His financial anxiety is probably only natural, given three present concerns in the game. First, there is the fierce scrambling for the sport's cash in which the 18 first-class counties are now engaged. Second, there is the wild speculation that the World Cup, which starts next month, is massively short of its target figures and, third, there is the disturbing matter that the County Championship, the blue riband of the domestic game, which begins on 13 April, is still without a sponsor.
A settlement has still to be reached on the contentious issue of how the ECB's revenue, almost all of which is generated by Test match receipts, is to be divided in future. More, and increasingly urgent, talks are likely to take place this week. The authorities at the six Test match grounds want a change to the system which gives each of the first-class counties an equal share of the ECB's income. So far, they have refused to sign a staging agreement for this year's four Test matches against New Zealand.
Compromise is now in the air. The Test Match Grounds Consortium - Lord's, The Oval, Headingley, Old Trafford, Trent Bridge, Edgbaston - may not receive all they want, but they will receive something. In future the others cannot expect to have an equal share.
The dispute has been fermenting for some years and has consequently become bitter. Counties which stage Test matches say they need more cash from ticket receipts (at present they keep 25 per cent) to improve their grounds, the other clubs maintain they are all in it together. Feelings on all sides seem to have been exacerbated by the fear that the game is, as Lord MacLaurin constantly has it, not rich and may be getting poorer.
Last year each county received from the ECB, as its share of Test match receipts, pounds 1.1m. That was 15 per cent up on the pounds 950,000 of 1997 and there had been similar 15 per cent increases in the two previous years. In most cases the sum is the difference between profit and loss, but in many it can still not prevent the latter.
This summer, the World Cup will be in town. When it was launched amid much fanfare at Lord's two years ago the "Carnival of Cricket" slogan was already in place. The immediate feeling was that it was also meant to be a Fiesta of Cash. What has happened since supports MacLaurin's mantra, though the picture is not as bleak as has been painted in some quarters.

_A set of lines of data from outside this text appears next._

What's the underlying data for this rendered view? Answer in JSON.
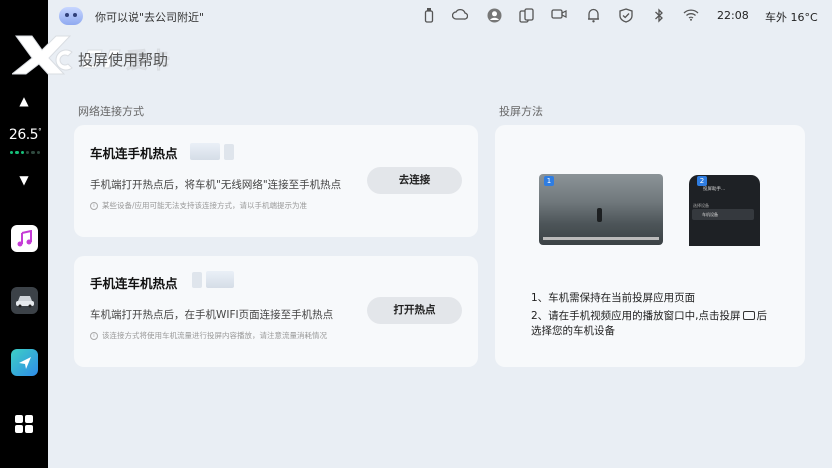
{
  "status_bar": {
    "voice_hint": "你可以说\"去公司附近\"",
    "time": "22:08",
    "outside_temp": "车外 16°C",
    "icons": [
      "bottle-icon",
      "cloud-icon",
      "account-icon",
      "phone-link-icon",
      "camera-icon",
      "bell-icon",
      "shield-icon",
      "bluetooth-icon",
      "wifi-icon"
    ]
  },
  "dock": {
    "temperature": "26.5",
    "temp_unit": "°",
    "apps": [
      "music-app-icon",
      "car-app-icon",
      "navigation-app-icon",
      "app-grid-icon"
    ]
  },
  "watermark": {
    "brand": "爱卡"
  },
  "page": {
    "title": "投屏使用帮助"
  },
  "sections": {
    "network": "网络连接方式",
    "cast_method": "投屏方法"
  },
  "cards": [
    {
      "title": "车机连手机热点",
      "desc": "手机端打开热点后，将车机\"无线网络\"连接至手机热点",
      "note": "某些设备/应用可能无法支持该连接方式，请以手机端提示为准",
      "button": "去连接"
    },
    {
      "title": "手机连车机热点",
      "desc": "车机端打开热点后，在手机WIFI页面连接至手机热点",
      "note": "该连接方式将使用车机流量进行投屏内容播放，请注意流量消耗情况",
      "button": "打开热点"
    }
  ],
  "cast": {
    "badge1": "1",
    "badge2": "2",
    "step1": "1、车机需保持在当前投屏应用页面",
    "step2a": "2、请在手机视频应用的播放窗口中,点击投屏",
    "step2b": "后",
    "step2c": "选择您的车机设备"
  },
  "colors": {
    "accent": "#2f7de1",
    "page_bg": "#e9eef4",
    "card_bg": "#f7f9fb",
    "dock_bg": "#000000"
  }
}
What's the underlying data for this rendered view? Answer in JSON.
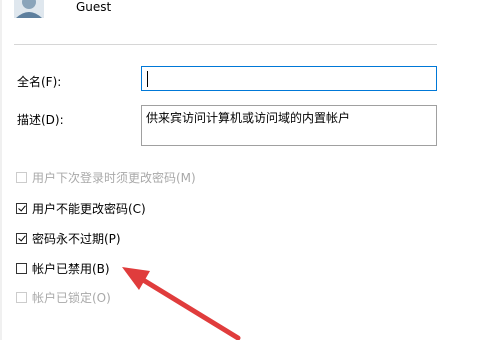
{
  "user": {
    "name": "Guest",
    "avatar_icon": "user-avatar-icon"
  },
  "form": {
    "fullname_label": "全名(F):",
    "fullname_value": "",
    "description_label": "描述(D):",
    "description_value": "供来宾访问计算机或访问域的内置帐户"
  },
  "options": [
    {
      "label": "用户下次登录时须更改密码(M)",
      "checked": false,
      "enabled": false
    },
    {
      "label": "用户不能更改密码(C)",
      "checked": true,
      "enabled": true
    },
    {
      "label": "密码永不过期(P)",
      "checked": true,
      "enabled": true
    },
    {
      "label": "帐户已禁用(B)",
      "checked": false,
      "enabled": true
    },
    {
      "label": "帐户已锁定(O)",
      "checked": false,
      "enabled": false
    }
  ],
  "colors": {
    "focus_border": "#0078d7",
    "annotation_arrow": "#e03c3c",
    "disabled_text": "#a9a9a9"
  }
}
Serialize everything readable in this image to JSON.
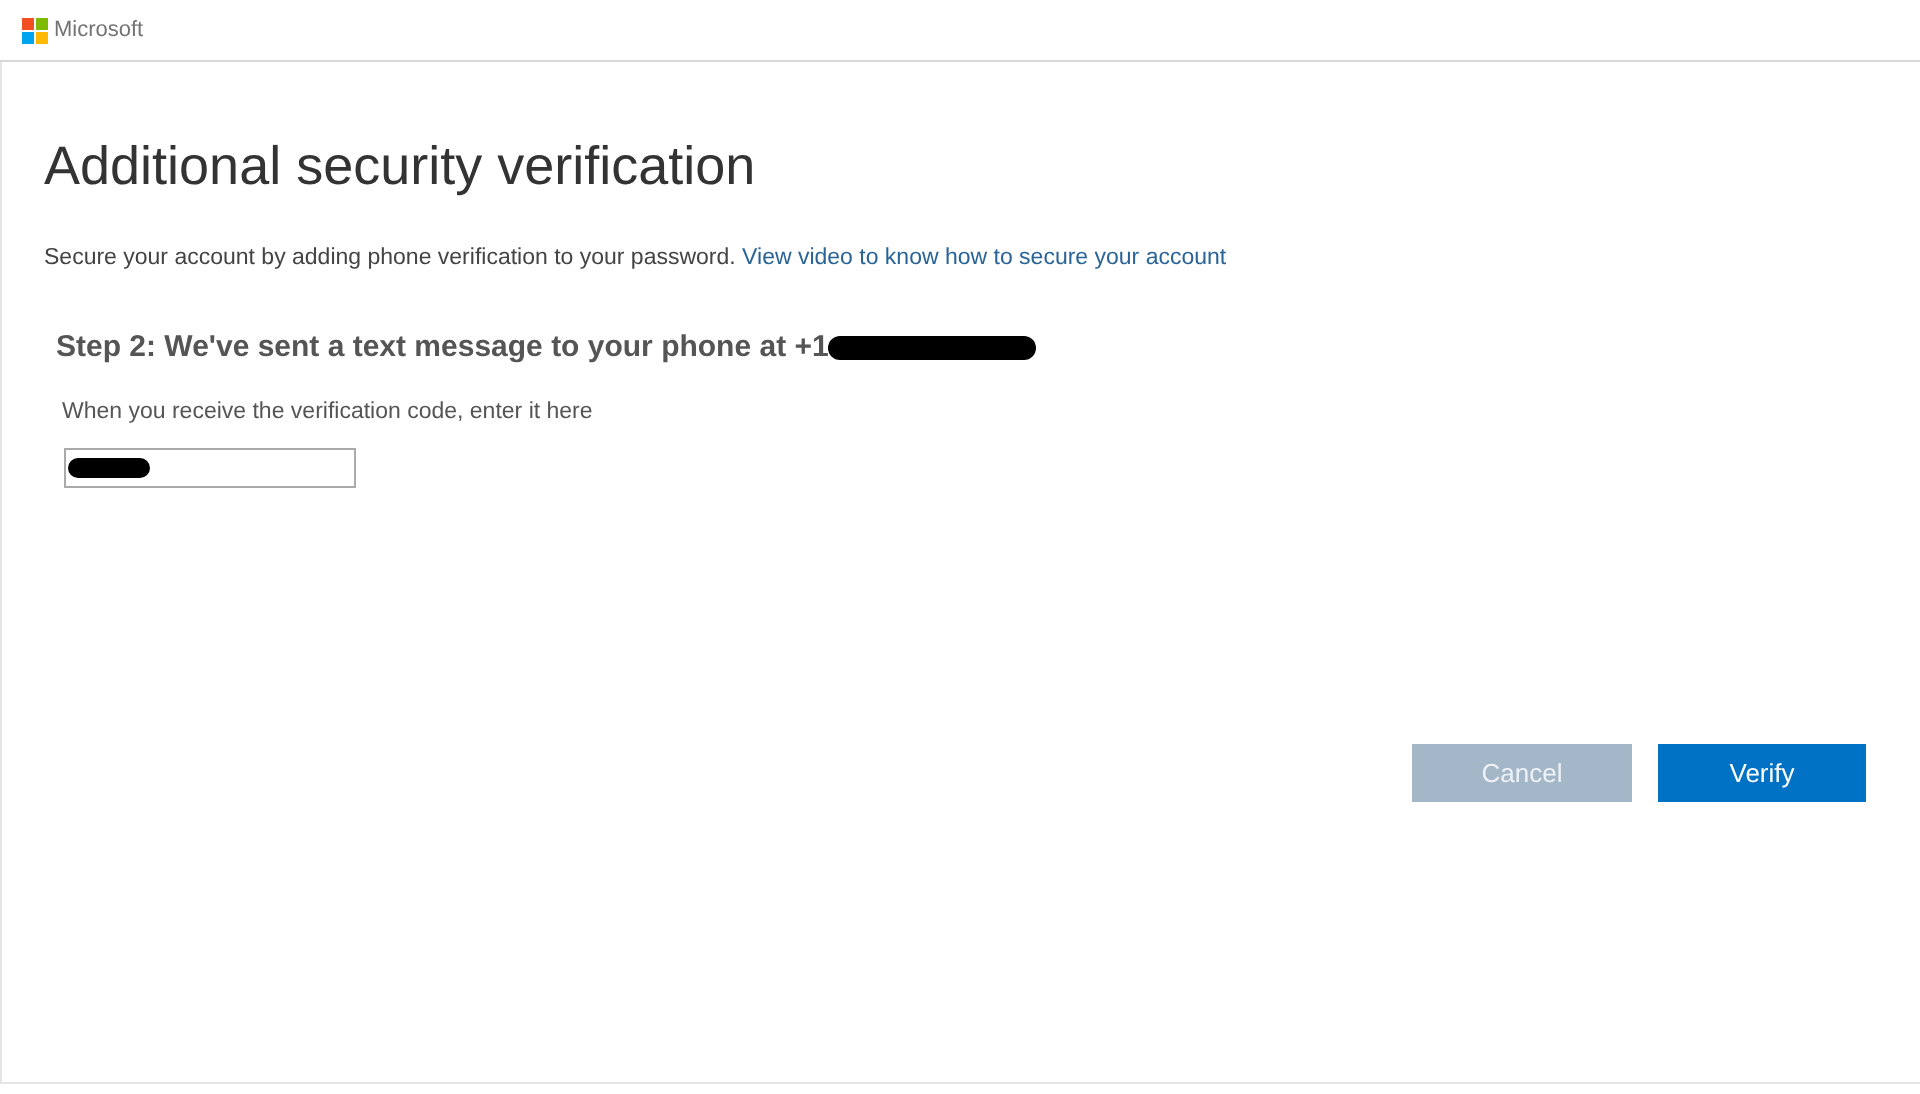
{
  "header": {
    "brand": "Microsoft"
  },
  "title": "Additional security verification",
  "intro": {
    "text": "Secure your account by adding phone verification to your password.",
    "link": "View video to know how to secure your account"
  },
  "step": {
    "heading": "Step 2: We've sent a text message to your phone at +1",
    "redacted": true
  },
  "code_field": {
    "label": "When you receive the verification code, enter it here",
    "redacted": true
  },
  "buttons": [
    {
      "label": "Cancel",
      "disabled": true
    },
    {
      "label": "Verify",
      "disabled": false
    }
  ]
}
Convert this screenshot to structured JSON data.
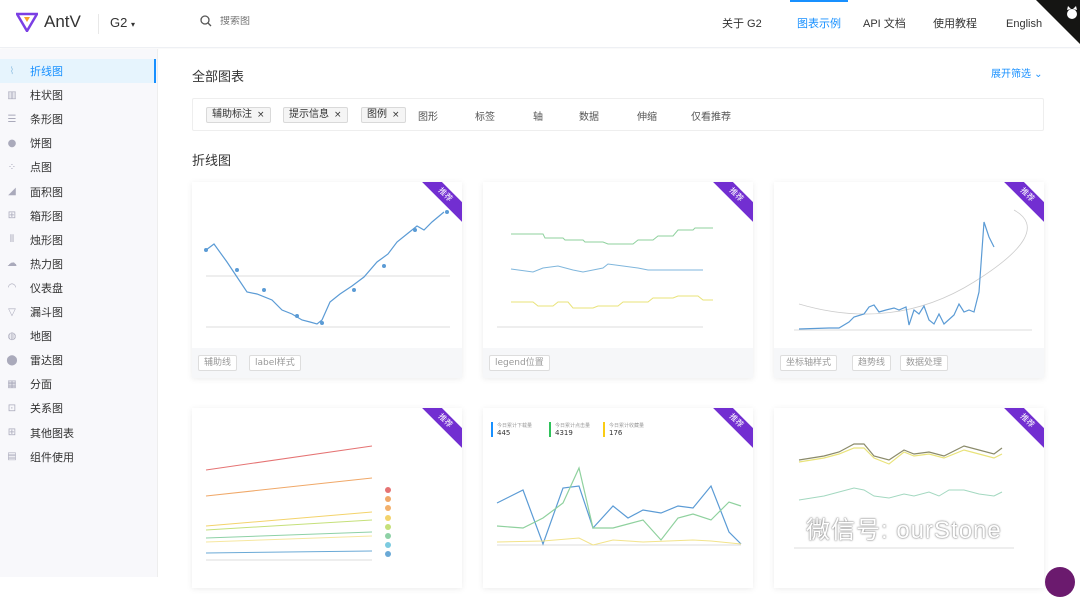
{
  "header": {
    "brand": "AntV",
    "product": "G2",
    "product_caret": "▾",
    "search_placeholder": "搜索图",
    "nav": [
      {
        "label": "关于 G2",
        "active": false
      },
      {
        "label": "图表示例",
        "active": true
      },
      {
        "label": "API 文档",
        "active": false
      },
      {
        "label": "使用教程",
        "active": false
      },
      {
        "label": "English",
        "active": false
      }
    ],
    "accent": "#1890ff"
  },
  "sidebar": {
    "items": [
      {
        "label": "折线图",
        "icon": "line-chart-icon",
        "active": true
      },
      {
        "label": "柱状图",
        "icon": "bar-chart-icon"
      },
      {
        "label": "条形图",
        "icon": "horizontal-bar-icon"
      },
      {
        "label": "饼图",
        "icon": "pie-chart-icon"
      },
      {
        "label": "点图",
        "icon": "dot-chart-icon"
      },
      {
        "label": "面积图",
        "icon": "area-chart-icon"
      },
      {
        "label": "箱形图",
        "icon": "box-plot-icon"
      },
      {
        "label": "烛形图",
        "icon": "candlestick-icon"
      },
      {
        "label": "热力图",
        "icon": "heatmap-icon"
      },
      {
        "label": "仪表盘",
        "icon": "gauge-icon"
      },
      {
        "label": "漏斗图",
        "icon": "funnel-icon"
      },
      {
        "label": "地图",
        "icon": "map-icon"
      },
      {
        "label": "雷达图",
        "icon": "radar-icon"
      },
      {
        "label": "分面",
        "icon": "facet-icon"
      },
      {
        "label": "关系图",
        "icon": "relation-icon"
      },
      {
        "label": "其他图表",
        "icon": "other-chart-icon"
      },
      {
        "label": "组件使用",
        "icon": "component-icon"
      }
    ]
  },
  "main": {
    "title": "全部图表",
    "expand_label": "展开筛选",
    "selected_tags": [
      "辅助标注",
      "提示信息",
      "图例"
    ],
    "tag_close": "×",
    "filters": [
      "图形",
      "标签",
      "轴",
      "数据",
      "伸缩",
      "仅看推荐"
    ],
    "section_title": "折线图",
    "ribbon_label": "推荐",
    "cards": [
      {
        "tags": [
          "辅助线",
          "label样式"
        ]
      },
      {
        "tags": [
          "legend位置"
        ]
      },
      {
        "tags": [
          "坐标轴样式",
          "趋势线",
          "数据处理"
        ]
      },
      {
        "tags": []
      },
      {
        "tags": [],
        "stats": [
          {
            "label": "今日累计下载量",
            "value": "445",
            "color": "#1890ff"
          },
          {
            "label": "今日累计点击量",
            "value": "4319",
            "color": "#2fc25b"
          },
          {
            "label": "今日累计收藏量",
            "value": "176",
            "color": "#facc14"
          }
        ]
      },
      {
        "tags": []
      }
    ]
  },
  "watermark": "微信号: ourStone"
}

The original target revenue for the 1998 World Cup - excluding ticket sales - was pounds 40m, of which the greater proportion would come from television revenue and eight global partners. Neither has met expectations. It was hoped that the total fees from television rights would be pounds 25m. So far they have reached a little more than pounds 23.5m.
Only four global brand partners have been found, together with 10 official suppliers. Their combined contribution is slightly more than pounds 10m, making a total revenue of pounds 34m, pounds 6m under target. However, this sum is to be split evenly between the ECB and the International Cricket Council, each organisation thus ending up with pounds 17m. The ECB like to point out that this is actually only pounds 3m (or 15 per cent) less than they had aimed for.
"Two years ago, when we set out the aim of acquiring eight global partners we were confident of doing so," Richard Peel, the ECB's director of corporate affairs, said. "But the Asian economy, which is so important to cricket as a global game, was booming then. We could not legislate for what has happened there subsequently, and that has undoubtedly had an effect."
World Cup income will be further boosted by ticket sales (according to official figures these have already reached 80 per cent), licensing and merchandising revenue, totalling some pounds 12m. This will increase the ECB's World Cup take to pounds 29m. The costs of staging it will be pounds 18m, leaving a profit of pounds 11m.
The summer's other income will come from the four New Zealand Test matches after the World Cup, and the Board are reluctant to speculate on what that might turn out to be. They concede that counties will not receive a 15 per cent rise this year, but say they will get something. There is an element of acrimony all round.
The ECB think some counties could do more to help themselves and become particularly irritated when they plead poverty and still insist on dishing out higher rewards to players. Perhaps most worrying in all this is the lack of a sponsor for the Championship. Talks are continuing with one company but there are only nine days to go.Reuse content